The current study demonstrated a significant benefit of SN50 on myocardial function, as well as, clinically relevant signs of cardiac output. Blocking the rise in NF-κB associated with CPB/DHCA resulted in both improved systolic and diastolic function measured by maximum and minimum dP/dt, Tau, and preload recruitable stroke work. Furthermore, the reduction in cardiac dysfunction was associated with improved oxygen delivery and would be considered relevant in the clinical setting. The data are in agreement with prior studies that showed inhibition of NF-κB attenuates inflammation and apoptosis associated with myocardial ischemia and reperfusion (27).
Troponin is a major contractile protein in the mammalian heart that is a target for calpain proteolytic activity. Inhibition of calpain activity prevents TnI degradation in rodent hearts (28, 29) and in this model (1). The current study demonstrated a reduction in both total troponin I degradation products and the major 26 kD degradation product in SN50-treated animals. However, calpain cleavage of TnI was thought to be a direct proteolytic effect and not necessarily related to NF-κB. Nonetheless in this study, NF-κB inhibition resulted in decreased TnI degradation and was associated with preservation of calpastatin levels, indicating a possible regulation of calcium-dependent calpain activity by NF-κB. Reducing calcium influx could modulate cardiomyocyte calpain activity and the calpain-mediated degradation of calpastatin. The higher calpastatin levels with NF-κB inhibition might then be protective of troponin proteins susceptible to calpain degradation. Modalities that preserve intact myofilament proteins may reduce myocardial dysfunction after reperfusion.
There are very limited indications that NF-κB can affect calpain activation, possibly through regulation of calcium influx. Nuclear factor-κB can suppress expression of Cav1.2 calcium channels in smooth muscle cells with kappaB binding sites on the L-type calcium channel gene that prevent the contractile response to acetylcholine (30). In addition, NF-κB binds the promoter of the transient receptor potential channel 1 (TRPC1) gene in endothelial cells, which induces calcium influx after depletion of intracellular calcium stores (31). These mechanisms of NF-κB calcium regulation might provide a link for NF-κB mediation of calpain activity, higher calpastatin levels in the heart, and NF-κB’s reduction in TnI degradation.
The multi-factorial activation of NF-κB alters gene expression not only between cell types, but within the same cells depending on environmental conditions. The dose of SN50 in the current study was chosen for partial, not complete, blockade of NF-κB activity. Potential therapeutics directed at mediating NF-κB-induced gene expression should minimize but not ablate NF-κB activation. Calpain-mediated IκBα degradation may be a potential therapeutic target to reduce detrimental NF-κB-activated responses to ischemia and reperfusion without stimulating cell injury with total blockade.

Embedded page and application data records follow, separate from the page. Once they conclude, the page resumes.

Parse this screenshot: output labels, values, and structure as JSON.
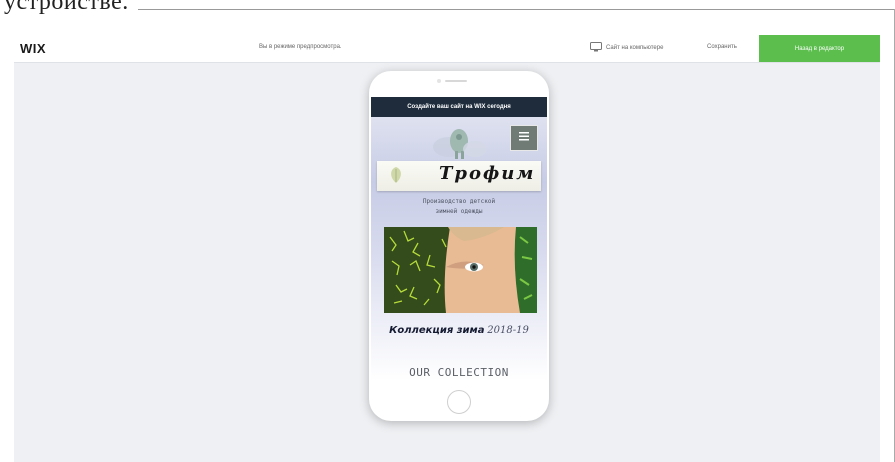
{
  "document": {
    "fragment_text": "устройстве."
  },
  "wix": {
    "logo": "WIX",
    "preview_mode_text": "Вы в режиме предпросмотра.",
    "desktop_view_label": "Сайт на компьютере",
    "save_label": "Сохранить",
    "editor_button_label": "Назад в редактор",
    "accent_color": "#5bbe4d"
  },
  "mobile_site": {
    "promo_banner": "Создайте ваш сайт на WIX сегодня",
    "brand_name": "Трофим",
    "tagline_line1": "Производство детской",
    "tagline_line2": "зимней одежды",
    "collection_bold": "Коллекция зима",
    "collection_year": "2018-19",
    "our_collection": "OUR COLLECTION"
  },
  "icons": [
    "monitor-icon",
    "hamburger-menu-icon",
    "leaf-icon",
    "elephant-icon"
  ]
}
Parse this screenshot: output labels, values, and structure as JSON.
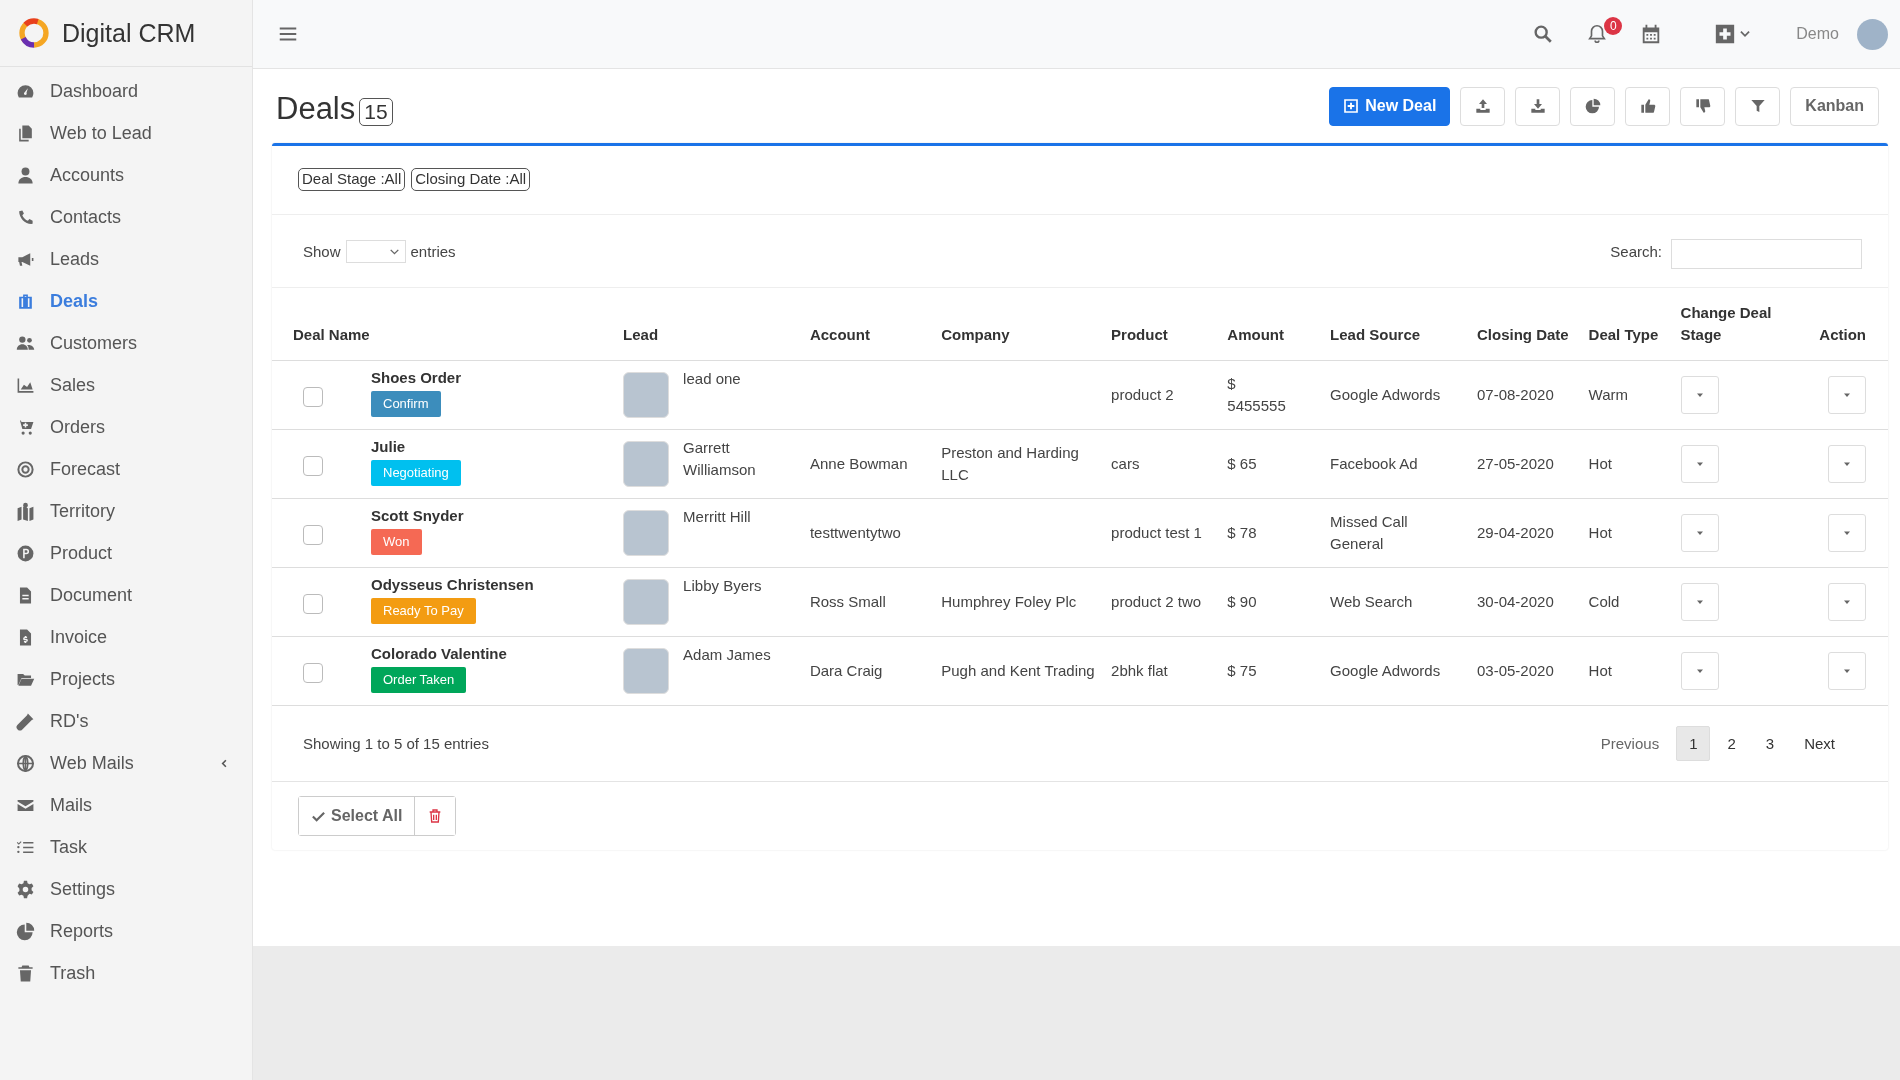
{
  "sidebar": {
    "brand": "Digital CRM",
    "items": [
      {
        "label": "Dashboard",
        "selected": false
      },
      {
        "label": "Web to Lead",
        "selected": false
      },
      {
        "label": "Accounts",
        "selected": false
      },
      {
        "label": "Contacts",
        "selected": false
      },
      {
        "label": "Leads",
        "selected": false
      },
      {
        "label": "Deals",
        "selected": true
      },
      {
        "label": "Customers",
        "selected": false
      },
      {
        "label": "Sales",
        "selected": false
      },
      {
        "label": "Orders",
        "selected": false
      },
      {
        "label": "Forecast",
        "selected": false
      },
      {
        "label": "Territory",
        "selected": false
      },
      {
        "label": "Product",
        "selected": false
      },
      {
        "label": "Document",
        "selected": false
      },
      {
        "label": "Invoice",
        "selected": false
      },
      {
        "label": "Projects",
        "selected": false
      },
      {
        "label": "RD's",
        "selected": false
      },
      {
        "label": "Web Mails",
        "selected": false,
        "expanded": false
      },
      {
        "label": "Mails",
        "selected": false
      },
      {
        "label": "Task",
        "selected": false
      },
      {
        "label": "Settings",
        "selected": false
      },
      {
        "label": "Reports",
        "selected": false
      },
      {
        "label": "Trash",
        "selected": false
      }
    ]
  },
  "topbar": {
    "notification_count": "0",
    "user": "Demo"
  },
  "page": {
    "title": "Deals",
    "count": "15",
    "new_button": "New Deal",
    "kanban_button": "Kanban"
  },
  "filters": [
    "Deal Stage :All",
    "Closing Date :All"
  ],
  "table_controls": {
    "show_label": "Show",
    "entries_label": "entries",
    "search_label": "Search:"
  },
  "table": {
    "columns": [
      "Deal Name",
      "Lead",
      "Account",
      "Company",
      "Product",
      "Amount",
      "Lead Source",
      "Closing Date",
      "Deal Type",
      "Change Deal Stage",
      "Action"
    ],
    "rows": [
      {
        "checked": false,
        "deal_name": "Shoes Order",
        "stage": "Confirm",
        "color": "#3c8dbc",
        "lead": "lead one",
        "account": "",
        "company": "",
        "product": "product 2",
        "amount": "$ 5455555",
        "lead_source": "Google Adwords",
        "closing_date": "07-08-2020",
        "deal_type": "Warm"
      },
      {
        "checked": false,
        "deal_name": "Julie",
        "stage": "Negotiating",
        "color": "#00c0ef",
        "lead": "Garrett Williamson",
        "account": "Anne Bowman",
        "company": "Preston and Harding LLC",
        "product": "cars",
        "amount": "$ 65",
        "lead_source": "Facebook Ad",
        "closing_date": "27-05-2020",
        "deal_type": "Hot"
      },
      {
        "checked": false,
        "deal_name": "Scott Snyder",
        "stage": "Won",
        "color": "#f56954",
        "lead": "Merritt Hill",
        "account": "testtwentytwo",
        "company": "",
        "product": "product test 1",
        "amount": "$ 78",
        "lead_source": "Missed Call General",
        "closing_date": "29-04-2020",
        "deal_type": "Hot"
      },
      {
        "checked": false,
        "deal_name": "Odysseus Christensen",
        "stage": "Ready To Pay",
        "color": "#f39c12",
        "lead": "Libby Byers",
        "account": "Ross Small",
        "company": "Humphrey Foley Plc",
        "product": "product 2 two",
        "amount": "$ 90",
        "lead_source": "Web Search",
        "closing_date": "30-04-2020",
        "deal_type": "Cold"
      },
      {
        "checked": false,
        "deal_name": "Colorado Valentine",
        "stage": "Order Taken",
        "color": "#00a65a",
        "lead": "Adam James",
        "account": "Dara Craig",
        "company": "Pugh and Kent Trading",
        "product": "2bhk flat",
        "amount": "$ 75",
        "lead_source": "Google Adwords",
        "closing_date": "03-05-2020",
        "deal_type": "Hot"
      }
    ]
  },
  "footer": {
    "info": "Showing 1 to 5 of 15 entries",
    "pagination": [
      {
        "label": "Previous",
        "kind": "nav",
        "selected": false
      },
      {
        "label": "1",
        "kind": "page",
        "selected": true
      },
      {
        "label": "2",
        "kind": "page",
        "selected": false
      },
      {
        "label": "3",
        "kind": "page",
        "selected": false
      },
      {
        "label": "Next",
        "kind": "nav",
        "selected": false
      }
    ],
    "select_all": "Select All"
  }
}
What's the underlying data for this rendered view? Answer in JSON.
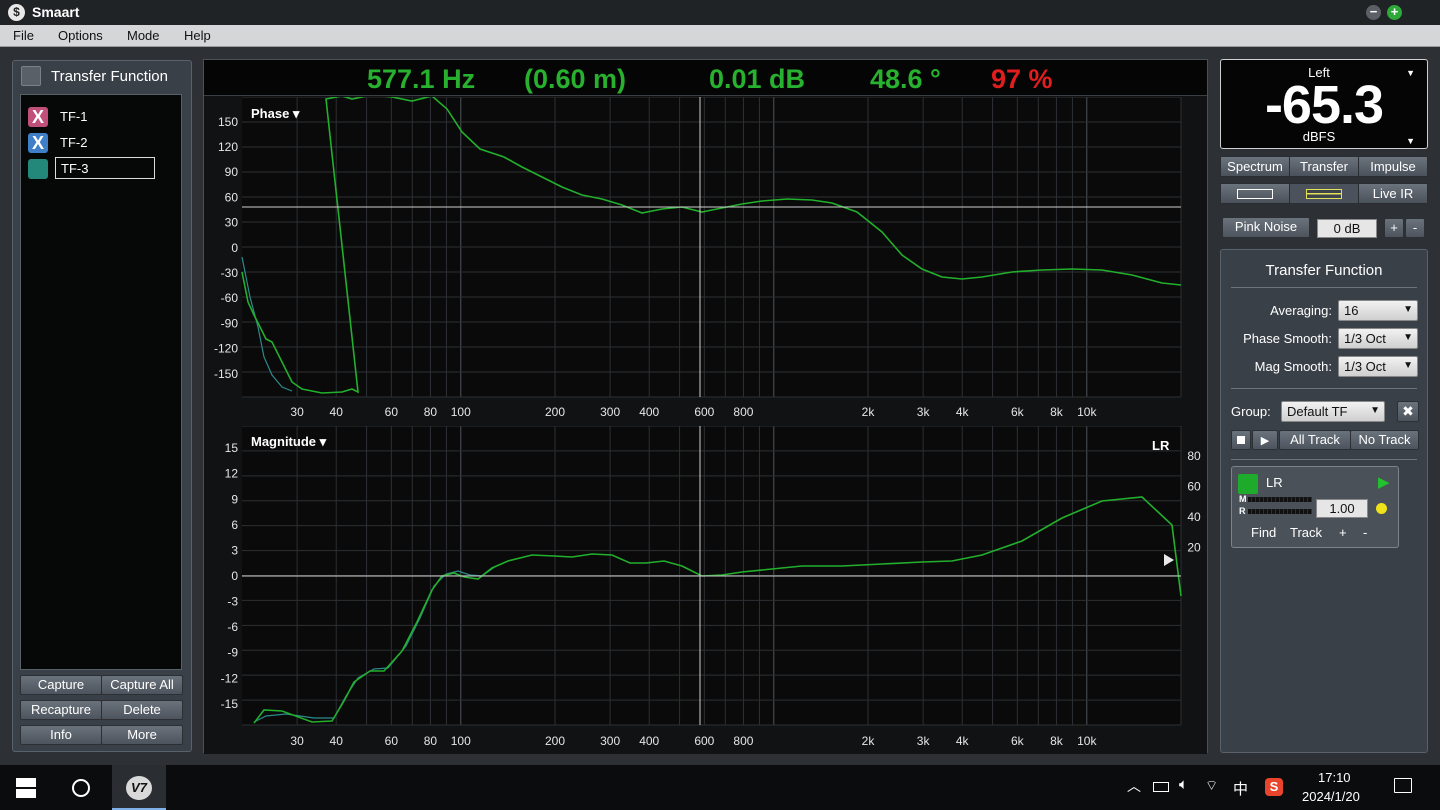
{
  "app": {
    "title": "Smaart",
    "logo_glyph": "$"
  },
  "menu": [
    "File",
    "Options",
    "Mode",
    "Help"
  ],
  "tf_panel": {
    "title": "Transfer Function",
    "items": [
      {
        "label": "TF-1",
        "glyph": "X",
        "color": "#c0507a"
      },
      {
        "label": "TF-2",
        "glyph": "X",
        "color": "#3f7fc8"
      },
      {
        "label": "TF-3",
        "glyph": "",
        "color": "#23887a"
      }
    ],
    "buttons": [
      "Capture",
      "Capture All",
      "Recapture",
      "Delete",
      "Info",
      "More"
    ]
  },
  "readout": {
    "frequency": "577.1 Hz",
    "distance": "(0.60 m)",
    "magnitude": "0.01 dB",
    "phase": "48.6 °",
    "coherence": "97 %",
    "colors": {
      "green": "#27b12e",
      "red": "#e11d1d"
    }
  },
  "phase_plot": {
    "label": "Phase ▾",
    "y_ticks": [
      "150",
      "120",
      "90",
      "60",
      "30",
      "0",
      "-30",
      "-60",
      "-90",
      "-120",
      "-150"
    ],
    "x_ticks": [
      "30",
      "40",
      "60",
      "80",
      "100",
      "200",
      "300",
      "400",
      "600",
      "800",
      "2k",
      "3k",
      "4k",
      "6k",
      "8k",
      "10k"
    ]
  },
  "mag_plot": {
    "label": "Magnitude ▾",
    "trace_label": "LR",
    "y_ticks": [
      "15",
      "12",
      "9",
      "6",
      "3",
      "0",
      "-3",
      "-6",
      "-9",
      "-12",
      "-15"
    ],
    "coh_ticks": [
      "80",
      "60",
      "40",
      "20"
    ],
    "x_ticks": [
      "30",
      "40",
      "60",
      "80",
      "100",
      "200",
      "300",
      "400",
      "600",
      "800",
      "2k",
      "3k",
      "4k",
      "6k",
      "8k",
      "10k"
    ]
  },
  "meter": {
    "channel": "Left",
    "value": "-65.3",
    "unit": "dBFS"
  },
  "mode_tabs": [
    "Spectrum",
    "Transfer",
    "Impulse"
  ],
  "view_tabs": {
    "live": "Live IR"
  },
  "generator": {
    "label": "Pink Noise",
    "level": "0 dB",
    "plus": "+",
    "minus": "-"
  },
  "tf_settings": {
    "title": "Transfer Function",
    "averaging_label": "Averaging:",
    "averaging": "16",
    "phase_smooth_label": "Phase Smooth:",
    "phase_smooth": "1/3 Oct",
    "mag_smooth_label": "Mag Smooth:",
    "mag_smooth": "1/3 Oct",
    "group_label": "Group:",
    "group": "Default TF",
    "all_track": "All Track",
    "no_track": "No Track"
  },
  "measurement": {
    "name": "LR",
    "meter_m": "M",
    "meter_r": "R",
    "gain": "1.00",
    "find": "Find",
    "track": "Track",
    "plus": "+",
    "minus": "-"
  },
  "taskbar": {
    "app_glyph": "V7",
    "ime": "中",
    "time": "17:10",
    "date": "2024/1/20"
  }
}
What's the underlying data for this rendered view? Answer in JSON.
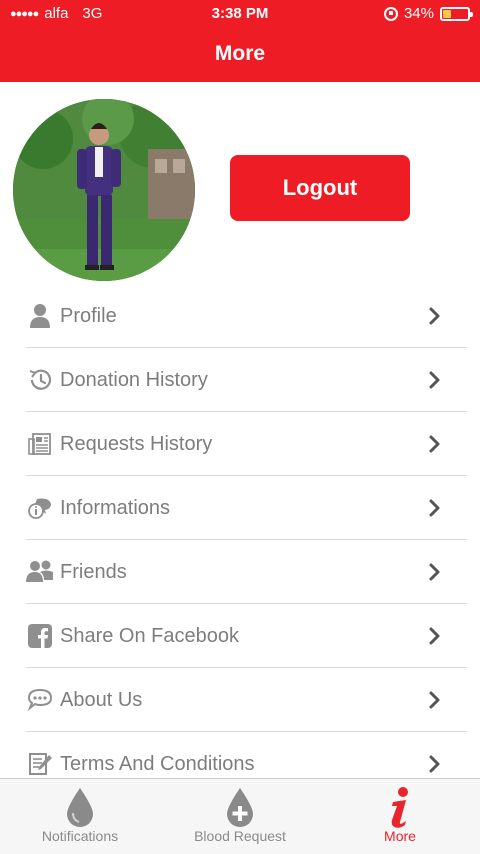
{
  "status_bar": {
    "carrier": "alfa",
    "network": "3G",
    "time": "3:38 PM",
    "battery": "34%",
    "battery_level": 0.34
  },
  "header": {
    "title": "More"
  },
  "profile": {
    "logout_label": "Logout"
  },
  "menu": {
    "items": [
      {
        "label": "Profile",
        "icon": "user-icon"
      },
      {
        "label": "Donation History",
        "icon": "history-icon"
      },
      {
        "label": "Requests History",
        "icon": "newspaper-icon"
      },
      {
        "label": "Informations",
        "icon": "info-chat-icon"
      },
      {
        "label": "Friends",
        "icon": "friends-icon"
      },
      {
        "label": "Share On Facebook",
        "icon": "facebook-icon"
      },
      {
        "label": "About Us",
        "icon": "chat-bubble-icon"
      },
      {
        "label": "Terms And Conditions",
        "icon": "document-icon"
      }
    ]
  },
  "tabbar": {
    "tabs": [
      {
        "label": "Notifications",
        "icon": "drop-icon",
        "active": false
      },
      {
        "label": "Blood Request",
        "icon": "drop-plus-icon",
        "active": false
      },
      {
        "label": "More",
        "icon": "info-icon",
        "active": true
      }
    ]
  },
  "colors": {
    "accent": "#ee1c25",
    "text_gray": "#7d7d7d",
    "icon_gray": "#8f8f8f",
    "divider": "#dadada"
  }
}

KMM was supported by the Ruth L. Kirschstein National Service Research Award, #5T32-GM-008478-13 and AJC was supported by training grant NIDDK #DK60444-06. This study was supported by NIH grant # 5 R01 HL077653 to JMP and JYD.